It may seem now as if it just happened magically--but it didn't. You created the magic, detail by detail. You formed the sacred bond by caring, nurturing, and attending to each other's spirit--by paying attention to each other with the intensified focus that characterizes the process of falling in love.
Ideas to try:
Set aside time to talk with your partner about what drew you together.
Reread letters or cards you've written to each other. Look through old photos of good times you've shared.
Reread your wedding vows.
Ask yourselves (without expecting an immediate answer), "What is the meaning of our marriage?"
It sounds incredible, but research has revealed that most people treat total strangers better than their own spouse. In a spiritual marriage, there is an ongoing flow of gentle kindness and genuine concern. This is an active process, one in which you continually seek to understand your partner, to be in touch with his or her needs, and to respond to your partner with your whole being.
You might be wondering, "What if I'm the only one who does the giving, and my needs never get met?" In our experience, once the pattern of "keeping score" is broken, remarkable changes take place. You begin to realize that although relationships may seem out of balance at any given moment, over a lifetime this shifting of the scales is insignificant. And although caring is selfless, it carries great rewards. Consistent expressions of caring immunize the relationship against distrust and resentment while also boosting the morale of the one who gives and the one who receives.
Ideas to try:
Find small but frequent ways to demonstrate caring. It can be as simple as calling your partner to say, "I'm thinking of you," or completing a chore that your spouse usually does.
Notice something your spouse did for you and express appreciation.
Ask yourself how you can best help your partner grow and develop.
Notice how you feel about yourself when you meet your partner's needs.
The focus of some spiritual traditions is to reach an end goal, achieving a state of grace. In contrast, our view focuses on the opportunities for growth along the path. We believe that the day-to-day process of living and loving is more important than reaching some perfect state of bliss.
If your only goal is to reach a destination, then difficult times are seen as unwelcome obstacles. If you view your marriage as a spiritual process, however, then problems are not obstacles but opportunities for growth and learning. Valuing the process allows you to see that your relationship is right where it needs to be at any given moment.

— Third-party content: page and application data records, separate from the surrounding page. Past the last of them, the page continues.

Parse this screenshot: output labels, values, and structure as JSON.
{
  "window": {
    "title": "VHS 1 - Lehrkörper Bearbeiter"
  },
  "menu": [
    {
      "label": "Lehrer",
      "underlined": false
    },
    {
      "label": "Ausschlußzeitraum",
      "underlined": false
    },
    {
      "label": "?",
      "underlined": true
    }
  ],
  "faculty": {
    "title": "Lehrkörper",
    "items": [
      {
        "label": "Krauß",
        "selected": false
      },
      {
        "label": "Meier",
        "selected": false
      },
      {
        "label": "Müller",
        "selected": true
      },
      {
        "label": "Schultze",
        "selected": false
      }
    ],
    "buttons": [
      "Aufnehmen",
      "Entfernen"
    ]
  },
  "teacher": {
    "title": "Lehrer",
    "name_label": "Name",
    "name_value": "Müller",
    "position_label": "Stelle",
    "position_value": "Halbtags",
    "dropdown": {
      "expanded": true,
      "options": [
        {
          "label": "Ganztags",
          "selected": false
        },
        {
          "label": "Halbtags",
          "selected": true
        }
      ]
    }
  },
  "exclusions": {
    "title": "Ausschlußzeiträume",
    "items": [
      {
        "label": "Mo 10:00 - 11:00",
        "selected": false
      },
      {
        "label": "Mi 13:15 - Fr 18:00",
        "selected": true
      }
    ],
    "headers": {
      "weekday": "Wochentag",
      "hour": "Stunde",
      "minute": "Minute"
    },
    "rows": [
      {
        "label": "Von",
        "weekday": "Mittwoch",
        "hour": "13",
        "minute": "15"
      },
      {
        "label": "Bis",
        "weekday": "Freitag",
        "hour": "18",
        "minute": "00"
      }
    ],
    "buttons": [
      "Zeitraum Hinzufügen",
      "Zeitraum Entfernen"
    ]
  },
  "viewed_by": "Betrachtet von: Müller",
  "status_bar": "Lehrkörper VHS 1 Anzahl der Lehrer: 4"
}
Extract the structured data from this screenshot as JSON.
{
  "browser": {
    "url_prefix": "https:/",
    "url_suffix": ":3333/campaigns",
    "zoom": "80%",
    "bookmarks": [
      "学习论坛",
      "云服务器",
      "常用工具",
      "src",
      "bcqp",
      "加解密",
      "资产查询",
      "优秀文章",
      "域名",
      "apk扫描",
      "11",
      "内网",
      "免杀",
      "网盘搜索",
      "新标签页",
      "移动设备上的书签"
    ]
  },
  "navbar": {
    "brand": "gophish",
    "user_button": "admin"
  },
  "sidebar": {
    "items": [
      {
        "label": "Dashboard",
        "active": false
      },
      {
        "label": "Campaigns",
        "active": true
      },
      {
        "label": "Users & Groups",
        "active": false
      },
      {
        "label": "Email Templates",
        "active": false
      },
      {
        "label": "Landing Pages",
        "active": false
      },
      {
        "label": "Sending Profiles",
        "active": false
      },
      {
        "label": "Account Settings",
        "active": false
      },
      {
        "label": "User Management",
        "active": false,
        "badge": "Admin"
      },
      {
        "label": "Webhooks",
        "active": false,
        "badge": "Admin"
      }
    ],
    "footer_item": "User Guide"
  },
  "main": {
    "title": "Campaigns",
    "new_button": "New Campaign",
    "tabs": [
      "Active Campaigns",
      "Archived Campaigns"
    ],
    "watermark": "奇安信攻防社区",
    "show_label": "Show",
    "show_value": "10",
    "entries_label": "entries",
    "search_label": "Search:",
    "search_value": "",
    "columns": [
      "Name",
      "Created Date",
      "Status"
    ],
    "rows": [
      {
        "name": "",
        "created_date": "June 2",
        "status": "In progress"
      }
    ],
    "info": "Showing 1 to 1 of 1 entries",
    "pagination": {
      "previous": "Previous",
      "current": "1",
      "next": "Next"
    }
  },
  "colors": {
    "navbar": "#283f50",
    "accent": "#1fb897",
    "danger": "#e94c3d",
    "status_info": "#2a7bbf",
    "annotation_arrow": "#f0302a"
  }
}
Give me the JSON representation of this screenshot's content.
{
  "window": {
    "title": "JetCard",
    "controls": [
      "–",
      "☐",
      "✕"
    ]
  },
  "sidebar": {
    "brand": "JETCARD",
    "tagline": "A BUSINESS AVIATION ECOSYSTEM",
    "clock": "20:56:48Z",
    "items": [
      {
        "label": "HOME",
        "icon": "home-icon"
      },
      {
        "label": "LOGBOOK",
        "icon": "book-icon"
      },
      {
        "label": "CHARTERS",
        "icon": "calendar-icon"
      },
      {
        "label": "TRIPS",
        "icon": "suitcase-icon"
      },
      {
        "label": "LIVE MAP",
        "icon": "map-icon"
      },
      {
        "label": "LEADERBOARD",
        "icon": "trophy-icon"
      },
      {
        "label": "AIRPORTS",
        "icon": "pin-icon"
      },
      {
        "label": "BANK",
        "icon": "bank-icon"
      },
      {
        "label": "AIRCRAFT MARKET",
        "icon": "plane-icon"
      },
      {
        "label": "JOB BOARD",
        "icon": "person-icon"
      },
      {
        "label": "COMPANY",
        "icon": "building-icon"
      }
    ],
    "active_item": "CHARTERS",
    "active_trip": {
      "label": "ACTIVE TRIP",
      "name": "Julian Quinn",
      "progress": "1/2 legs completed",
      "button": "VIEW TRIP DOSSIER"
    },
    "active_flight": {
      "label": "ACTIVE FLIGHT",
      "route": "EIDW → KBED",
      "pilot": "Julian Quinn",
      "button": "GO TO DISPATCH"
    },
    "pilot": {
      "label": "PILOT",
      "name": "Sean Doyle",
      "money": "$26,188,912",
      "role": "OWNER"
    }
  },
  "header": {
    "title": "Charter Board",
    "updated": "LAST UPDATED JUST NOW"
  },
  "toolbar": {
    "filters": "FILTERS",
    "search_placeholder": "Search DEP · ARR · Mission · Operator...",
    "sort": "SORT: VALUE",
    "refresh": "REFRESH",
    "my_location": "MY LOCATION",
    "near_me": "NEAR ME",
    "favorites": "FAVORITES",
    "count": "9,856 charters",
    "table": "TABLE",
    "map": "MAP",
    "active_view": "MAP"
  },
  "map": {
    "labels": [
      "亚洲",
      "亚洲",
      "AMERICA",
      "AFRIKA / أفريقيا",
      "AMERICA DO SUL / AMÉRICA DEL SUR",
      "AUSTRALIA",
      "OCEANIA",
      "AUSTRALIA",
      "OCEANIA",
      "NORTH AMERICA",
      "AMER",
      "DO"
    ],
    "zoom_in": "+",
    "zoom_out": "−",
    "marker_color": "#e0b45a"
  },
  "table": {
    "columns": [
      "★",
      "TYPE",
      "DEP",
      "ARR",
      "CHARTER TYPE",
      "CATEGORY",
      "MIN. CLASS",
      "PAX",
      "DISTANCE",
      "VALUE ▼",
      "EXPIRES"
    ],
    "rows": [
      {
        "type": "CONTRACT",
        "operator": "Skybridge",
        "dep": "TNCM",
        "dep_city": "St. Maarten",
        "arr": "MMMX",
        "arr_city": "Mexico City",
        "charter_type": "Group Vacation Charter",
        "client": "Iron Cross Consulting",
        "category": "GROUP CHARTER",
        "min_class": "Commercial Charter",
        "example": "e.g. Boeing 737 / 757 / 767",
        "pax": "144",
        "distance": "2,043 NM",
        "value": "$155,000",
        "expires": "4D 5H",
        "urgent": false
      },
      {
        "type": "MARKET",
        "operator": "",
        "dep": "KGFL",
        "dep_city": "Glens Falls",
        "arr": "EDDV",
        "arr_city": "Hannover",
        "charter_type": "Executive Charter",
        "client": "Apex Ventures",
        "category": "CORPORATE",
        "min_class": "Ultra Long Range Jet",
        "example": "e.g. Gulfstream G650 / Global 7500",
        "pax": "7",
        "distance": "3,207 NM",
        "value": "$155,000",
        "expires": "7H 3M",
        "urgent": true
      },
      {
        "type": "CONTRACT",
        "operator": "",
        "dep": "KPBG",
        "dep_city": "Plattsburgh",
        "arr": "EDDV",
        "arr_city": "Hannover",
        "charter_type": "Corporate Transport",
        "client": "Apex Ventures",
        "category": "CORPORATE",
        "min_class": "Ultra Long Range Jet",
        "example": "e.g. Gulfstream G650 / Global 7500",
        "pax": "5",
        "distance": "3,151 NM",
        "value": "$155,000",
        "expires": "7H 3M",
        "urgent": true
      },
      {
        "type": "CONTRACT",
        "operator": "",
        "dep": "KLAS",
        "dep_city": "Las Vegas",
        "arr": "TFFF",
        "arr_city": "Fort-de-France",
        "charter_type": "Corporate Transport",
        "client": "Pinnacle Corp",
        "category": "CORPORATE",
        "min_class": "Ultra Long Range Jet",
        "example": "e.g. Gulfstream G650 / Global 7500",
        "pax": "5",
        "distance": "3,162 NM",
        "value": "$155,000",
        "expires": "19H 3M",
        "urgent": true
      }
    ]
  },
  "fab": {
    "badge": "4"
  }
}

We don't expect you to jump for joy whenever you and your spouse encounter difficulties. But, after your initial reaction of anger or disappointment, you can step back and shift perspectives.
Ideas to try:
Ask yourselves, "What can we learn here?"
Look for opportunities for growth and closeness that may be hidden behind the obstacle.
Find ways to stay on the same side in dealing with the problem.
Finally, remember that all of this takes practice. You wouldn't expect to learn a foreign language without hard work and study, and learning the language of the heart and soul is no different.
Ruth, the woman mentioned earlier, had a difficult time being patient. Like many of us, she wanted quick results. But gradually, as they incorporated these spiritual tools into their marriage, Jerry and Ruth began to feel closer. They talked about what first drew them together. They started to surprise each other with simple signs of caring. They learned that discontent was a reminder that they needed to cultivate their love, to defend it from the pressures of daily life. They still didn't have all the answers, but by sharing the struggle they appreciated more fully their life together.
Photos by D. Sharon Pruitt, of Pink Sherbet Photography, CC
You might also like this piece, How to Put the Spark Back in Your Relationship.